How much uranium in sea water?
How much uranium is in sea water?
Well’ there’s a lot but it is at a concentration 66,666,666 times lower than Saskatchewan’s high grade mines so the economics of extracting it from sea water are not good.
According to the DOE press release the oceans hold more than four billion tons of uranium— “enough to meet global energy needs for the next 10,000 years if only we could capture the element from seawater to fuel nuclear power plants.” While that sounds like a lot of potential nuclear fuel, a quick check of the World Nuclear Association website shows that uranium concentrations in seawater are significantly lower than those found on land.

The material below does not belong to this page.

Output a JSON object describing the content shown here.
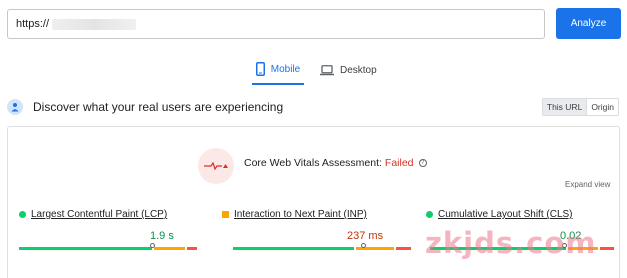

The real challenge, therefore, would be extracting the uranium economically at such low parts per million.
For example uranium exists in the Earth’s continental crust in concentrations of 2.8 parts per million, versus 0.003 parts per million in seawater. The highest-grade uranium ore, for example in Saskatchewan’s Athabasca region, has concentrations of 200,000 parts per million. The World Nuclear Association estimates there is a total of 5.9 million tonnes of uranium available, none of it presumably calculated from seawater; the four largest producers, in descending order, are Australia, Kazakhstan, Russia and Canada.